Role of magnetic resonance imaging as an adjunct to clinical staging in cervical carcinoma

J Comput Assist Tomogr. Nov-Dec 2010;34(6):855-64. doi: 10.1097/RCT.0b013e3181ed3090.


Magnetic resonance imaging depicts the morphological details of the female pelvis and is useful for evaluating both benign and malignant cervical masses. Clinical assessment of the extent of cervical cancer is crucial in determining the optimal treatment strategy, but clinical staging by itself has limitations. Clinical staging, as defined by FIGO (International Federation of Gynecologic Oncology), is based on the findings of physical examination, lesion biopsies, chest radiography, cystoscopy, and renal sonography and can be erroneous, depending on the stage of the disease, by 16% to 65%. The prognosis of cervical cancer is determined not only by stage, but also by nodal status, tumor volume, and depth of invasion, none of which are included in the FIGO guidelines. Magnetic resonance imaging has been described as the most accurate, noninvasive imaging modality in staging cervical carcinoma.

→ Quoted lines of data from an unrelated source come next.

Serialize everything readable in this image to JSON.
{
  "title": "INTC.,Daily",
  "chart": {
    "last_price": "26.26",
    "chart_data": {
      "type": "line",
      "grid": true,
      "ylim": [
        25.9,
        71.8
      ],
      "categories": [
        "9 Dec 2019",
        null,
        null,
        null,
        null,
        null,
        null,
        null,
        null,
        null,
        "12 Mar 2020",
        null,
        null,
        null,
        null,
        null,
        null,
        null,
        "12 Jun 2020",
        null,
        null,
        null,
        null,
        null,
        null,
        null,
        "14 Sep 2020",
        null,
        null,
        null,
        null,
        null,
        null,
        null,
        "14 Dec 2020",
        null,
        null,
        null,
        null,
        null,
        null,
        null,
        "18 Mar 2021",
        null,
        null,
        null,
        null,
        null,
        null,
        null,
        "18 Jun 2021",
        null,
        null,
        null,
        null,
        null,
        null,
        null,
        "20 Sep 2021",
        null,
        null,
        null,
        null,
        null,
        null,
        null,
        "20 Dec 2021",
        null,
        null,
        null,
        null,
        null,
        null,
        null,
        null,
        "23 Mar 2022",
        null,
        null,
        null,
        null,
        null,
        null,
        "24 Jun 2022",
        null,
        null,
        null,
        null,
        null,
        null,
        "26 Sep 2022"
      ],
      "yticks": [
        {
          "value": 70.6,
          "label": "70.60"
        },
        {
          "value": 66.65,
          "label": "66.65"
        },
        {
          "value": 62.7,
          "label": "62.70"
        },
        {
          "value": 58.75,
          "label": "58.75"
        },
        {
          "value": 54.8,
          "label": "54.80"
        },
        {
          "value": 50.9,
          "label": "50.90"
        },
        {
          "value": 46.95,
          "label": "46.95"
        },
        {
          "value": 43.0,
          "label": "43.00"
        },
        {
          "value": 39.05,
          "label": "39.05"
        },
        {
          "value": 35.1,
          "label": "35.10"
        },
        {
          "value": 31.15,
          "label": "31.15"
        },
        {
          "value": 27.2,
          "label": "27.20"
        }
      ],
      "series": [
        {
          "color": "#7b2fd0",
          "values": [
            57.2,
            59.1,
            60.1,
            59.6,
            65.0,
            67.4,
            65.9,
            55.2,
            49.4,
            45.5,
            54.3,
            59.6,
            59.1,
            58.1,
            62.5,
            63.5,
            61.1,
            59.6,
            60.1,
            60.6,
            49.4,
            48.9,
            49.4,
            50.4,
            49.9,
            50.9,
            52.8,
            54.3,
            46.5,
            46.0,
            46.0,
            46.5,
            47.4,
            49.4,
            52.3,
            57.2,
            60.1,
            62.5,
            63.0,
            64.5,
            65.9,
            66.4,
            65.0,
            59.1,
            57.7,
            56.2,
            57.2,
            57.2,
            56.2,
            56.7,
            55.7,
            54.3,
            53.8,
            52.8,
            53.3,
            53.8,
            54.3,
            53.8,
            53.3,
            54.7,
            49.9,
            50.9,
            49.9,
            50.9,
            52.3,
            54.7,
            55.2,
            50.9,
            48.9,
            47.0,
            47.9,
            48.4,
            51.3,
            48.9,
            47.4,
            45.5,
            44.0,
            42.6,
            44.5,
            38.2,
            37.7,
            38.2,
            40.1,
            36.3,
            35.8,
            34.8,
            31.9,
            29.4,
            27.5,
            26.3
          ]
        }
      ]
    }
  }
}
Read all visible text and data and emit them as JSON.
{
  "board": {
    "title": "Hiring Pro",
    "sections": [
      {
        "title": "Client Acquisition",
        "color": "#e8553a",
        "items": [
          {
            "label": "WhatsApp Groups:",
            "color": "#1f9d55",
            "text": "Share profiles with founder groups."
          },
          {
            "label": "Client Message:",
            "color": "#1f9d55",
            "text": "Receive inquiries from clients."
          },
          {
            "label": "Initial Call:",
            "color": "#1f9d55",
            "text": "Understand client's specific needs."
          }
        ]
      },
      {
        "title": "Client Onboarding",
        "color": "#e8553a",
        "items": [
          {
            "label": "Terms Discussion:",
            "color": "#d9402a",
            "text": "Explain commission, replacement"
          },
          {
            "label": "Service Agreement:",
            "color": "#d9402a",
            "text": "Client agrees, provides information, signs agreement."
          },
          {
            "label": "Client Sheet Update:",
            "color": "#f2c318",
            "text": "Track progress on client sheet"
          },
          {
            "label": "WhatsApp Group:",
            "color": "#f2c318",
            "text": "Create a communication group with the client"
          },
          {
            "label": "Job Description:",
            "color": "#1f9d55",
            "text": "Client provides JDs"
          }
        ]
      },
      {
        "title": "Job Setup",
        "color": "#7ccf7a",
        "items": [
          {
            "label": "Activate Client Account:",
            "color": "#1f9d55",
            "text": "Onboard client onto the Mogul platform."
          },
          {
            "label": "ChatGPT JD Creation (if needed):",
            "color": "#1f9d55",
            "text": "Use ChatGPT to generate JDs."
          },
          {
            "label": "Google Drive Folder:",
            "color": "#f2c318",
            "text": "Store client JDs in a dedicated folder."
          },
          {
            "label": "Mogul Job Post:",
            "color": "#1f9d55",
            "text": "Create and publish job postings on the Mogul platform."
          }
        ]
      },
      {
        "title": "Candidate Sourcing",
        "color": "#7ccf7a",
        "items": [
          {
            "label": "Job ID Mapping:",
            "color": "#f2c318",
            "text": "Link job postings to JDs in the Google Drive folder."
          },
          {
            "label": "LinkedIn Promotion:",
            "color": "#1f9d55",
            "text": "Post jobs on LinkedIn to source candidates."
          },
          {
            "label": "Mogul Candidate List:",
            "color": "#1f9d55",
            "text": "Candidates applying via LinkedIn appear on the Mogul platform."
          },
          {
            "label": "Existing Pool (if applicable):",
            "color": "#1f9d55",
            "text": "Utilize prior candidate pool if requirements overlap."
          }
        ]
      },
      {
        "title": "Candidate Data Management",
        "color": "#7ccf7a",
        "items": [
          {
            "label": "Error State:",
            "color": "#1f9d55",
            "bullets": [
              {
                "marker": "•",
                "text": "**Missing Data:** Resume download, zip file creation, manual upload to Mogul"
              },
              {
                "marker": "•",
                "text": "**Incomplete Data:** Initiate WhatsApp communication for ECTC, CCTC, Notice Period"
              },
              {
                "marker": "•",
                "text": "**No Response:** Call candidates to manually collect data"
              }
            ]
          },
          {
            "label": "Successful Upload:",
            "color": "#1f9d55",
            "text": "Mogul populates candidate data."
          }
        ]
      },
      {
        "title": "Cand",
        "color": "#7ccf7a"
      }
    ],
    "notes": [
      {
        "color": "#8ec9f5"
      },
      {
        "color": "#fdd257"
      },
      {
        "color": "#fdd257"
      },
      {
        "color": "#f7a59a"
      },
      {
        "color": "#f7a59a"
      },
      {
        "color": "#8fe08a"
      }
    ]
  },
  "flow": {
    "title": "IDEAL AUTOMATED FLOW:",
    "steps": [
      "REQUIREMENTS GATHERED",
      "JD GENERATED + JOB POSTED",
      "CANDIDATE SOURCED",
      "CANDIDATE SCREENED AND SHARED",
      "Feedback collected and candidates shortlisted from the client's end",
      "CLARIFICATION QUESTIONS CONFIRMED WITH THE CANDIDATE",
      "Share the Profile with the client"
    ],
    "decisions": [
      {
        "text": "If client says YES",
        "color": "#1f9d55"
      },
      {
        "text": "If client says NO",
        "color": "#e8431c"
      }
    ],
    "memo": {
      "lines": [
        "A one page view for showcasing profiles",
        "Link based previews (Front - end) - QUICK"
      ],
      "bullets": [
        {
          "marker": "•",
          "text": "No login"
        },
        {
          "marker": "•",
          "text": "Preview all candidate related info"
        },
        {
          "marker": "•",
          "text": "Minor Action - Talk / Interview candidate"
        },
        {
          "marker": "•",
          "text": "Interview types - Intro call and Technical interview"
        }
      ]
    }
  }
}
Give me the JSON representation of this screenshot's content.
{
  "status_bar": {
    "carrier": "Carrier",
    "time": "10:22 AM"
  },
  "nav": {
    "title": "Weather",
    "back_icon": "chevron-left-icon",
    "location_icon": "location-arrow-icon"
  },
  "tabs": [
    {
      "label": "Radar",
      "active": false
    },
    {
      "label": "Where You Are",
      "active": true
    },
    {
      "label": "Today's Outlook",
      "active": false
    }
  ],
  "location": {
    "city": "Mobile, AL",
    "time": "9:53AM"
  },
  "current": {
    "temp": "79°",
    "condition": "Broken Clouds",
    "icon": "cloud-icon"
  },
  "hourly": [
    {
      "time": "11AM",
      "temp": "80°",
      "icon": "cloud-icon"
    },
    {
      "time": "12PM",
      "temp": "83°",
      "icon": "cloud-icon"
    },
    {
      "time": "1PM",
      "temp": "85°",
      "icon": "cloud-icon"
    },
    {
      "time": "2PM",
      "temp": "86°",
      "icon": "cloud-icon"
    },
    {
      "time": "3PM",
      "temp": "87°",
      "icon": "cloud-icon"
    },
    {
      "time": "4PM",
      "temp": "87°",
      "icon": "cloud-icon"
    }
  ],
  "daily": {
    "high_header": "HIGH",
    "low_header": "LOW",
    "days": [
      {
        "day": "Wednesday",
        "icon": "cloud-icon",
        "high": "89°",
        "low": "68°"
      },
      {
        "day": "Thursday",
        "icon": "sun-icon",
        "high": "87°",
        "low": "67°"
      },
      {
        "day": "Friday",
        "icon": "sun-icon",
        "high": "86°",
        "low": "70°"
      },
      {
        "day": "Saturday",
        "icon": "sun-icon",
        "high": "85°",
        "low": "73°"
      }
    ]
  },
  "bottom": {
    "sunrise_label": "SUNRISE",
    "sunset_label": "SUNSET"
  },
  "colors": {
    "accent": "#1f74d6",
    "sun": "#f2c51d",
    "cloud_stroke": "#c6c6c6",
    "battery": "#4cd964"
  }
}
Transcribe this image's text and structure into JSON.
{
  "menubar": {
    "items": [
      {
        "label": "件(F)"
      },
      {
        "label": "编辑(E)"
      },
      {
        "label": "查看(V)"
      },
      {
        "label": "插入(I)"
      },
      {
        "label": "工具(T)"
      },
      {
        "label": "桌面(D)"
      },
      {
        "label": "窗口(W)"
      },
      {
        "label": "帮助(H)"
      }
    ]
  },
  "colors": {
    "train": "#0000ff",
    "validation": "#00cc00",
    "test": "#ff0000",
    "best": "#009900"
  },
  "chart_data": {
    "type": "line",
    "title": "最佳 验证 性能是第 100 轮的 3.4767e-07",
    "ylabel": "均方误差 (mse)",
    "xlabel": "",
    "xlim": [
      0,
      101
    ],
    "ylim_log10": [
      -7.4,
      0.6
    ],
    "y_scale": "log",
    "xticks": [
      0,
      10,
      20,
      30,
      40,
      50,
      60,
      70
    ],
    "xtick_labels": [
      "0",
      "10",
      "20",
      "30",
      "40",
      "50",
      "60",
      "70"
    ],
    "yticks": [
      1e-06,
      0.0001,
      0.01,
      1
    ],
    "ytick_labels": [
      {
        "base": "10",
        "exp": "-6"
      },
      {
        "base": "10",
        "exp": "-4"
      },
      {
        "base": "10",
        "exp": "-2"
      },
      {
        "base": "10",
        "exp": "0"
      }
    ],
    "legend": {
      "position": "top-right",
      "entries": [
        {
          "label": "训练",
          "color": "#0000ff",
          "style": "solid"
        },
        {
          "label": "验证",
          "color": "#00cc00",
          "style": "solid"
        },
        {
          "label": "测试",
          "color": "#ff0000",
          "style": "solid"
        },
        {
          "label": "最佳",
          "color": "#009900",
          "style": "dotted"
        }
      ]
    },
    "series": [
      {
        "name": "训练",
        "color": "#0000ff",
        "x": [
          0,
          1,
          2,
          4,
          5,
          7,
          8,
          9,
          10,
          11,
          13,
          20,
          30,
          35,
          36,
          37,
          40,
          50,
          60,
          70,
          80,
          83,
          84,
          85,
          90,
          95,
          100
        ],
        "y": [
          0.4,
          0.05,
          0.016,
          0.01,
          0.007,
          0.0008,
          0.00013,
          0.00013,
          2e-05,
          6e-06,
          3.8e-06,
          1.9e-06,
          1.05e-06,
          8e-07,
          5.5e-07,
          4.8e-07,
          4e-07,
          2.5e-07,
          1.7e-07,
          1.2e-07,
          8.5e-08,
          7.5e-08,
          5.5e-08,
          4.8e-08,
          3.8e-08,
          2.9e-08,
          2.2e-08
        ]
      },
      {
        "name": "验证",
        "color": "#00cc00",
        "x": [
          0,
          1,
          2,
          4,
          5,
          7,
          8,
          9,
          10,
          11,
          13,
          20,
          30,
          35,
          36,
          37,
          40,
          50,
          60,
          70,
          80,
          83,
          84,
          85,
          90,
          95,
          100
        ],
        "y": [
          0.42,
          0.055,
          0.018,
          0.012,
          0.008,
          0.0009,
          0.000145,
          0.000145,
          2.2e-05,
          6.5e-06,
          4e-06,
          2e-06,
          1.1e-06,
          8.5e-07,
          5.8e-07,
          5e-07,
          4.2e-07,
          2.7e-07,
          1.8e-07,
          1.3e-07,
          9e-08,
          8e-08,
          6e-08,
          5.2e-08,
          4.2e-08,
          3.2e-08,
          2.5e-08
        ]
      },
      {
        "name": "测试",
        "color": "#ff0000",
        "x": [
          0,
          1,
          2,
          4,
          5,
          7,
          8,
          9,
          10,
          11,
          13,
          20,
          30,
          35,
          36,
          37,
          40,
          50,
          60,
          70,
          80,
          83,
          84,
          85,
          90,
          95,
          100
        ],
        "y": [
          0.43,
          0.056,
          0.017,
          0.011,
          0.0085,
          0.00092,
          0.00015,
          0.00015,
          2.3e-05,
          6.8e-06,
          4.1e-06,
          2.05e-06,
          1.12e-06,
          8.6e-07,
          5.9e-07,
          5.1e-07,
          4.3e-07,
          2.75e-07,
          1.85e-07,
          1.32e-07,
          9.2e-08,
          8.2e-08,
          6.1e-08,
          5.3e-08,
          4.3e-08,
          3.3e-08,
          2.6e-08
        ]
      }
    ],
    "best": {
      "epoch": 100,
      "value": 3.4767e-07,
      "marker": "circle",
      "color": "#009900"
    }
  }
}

This review outlines the magnetic resonance features of normal cervix, primary disease (by stage), and recurrent disease and discusses the role of magnetic resonance imaging in staging and clinical decision making.

MeSH terms

  • Contrast Media
  • Female
  • Humans
  • Lymphatic Metastasis / pathology
  • Magnetic Resonance Imaging / methods*
  • Neoplasm Staging
  • Sensitivity and Specificity
  • Uterine Cervical Neoplasms / pathology*


  • Contrast Media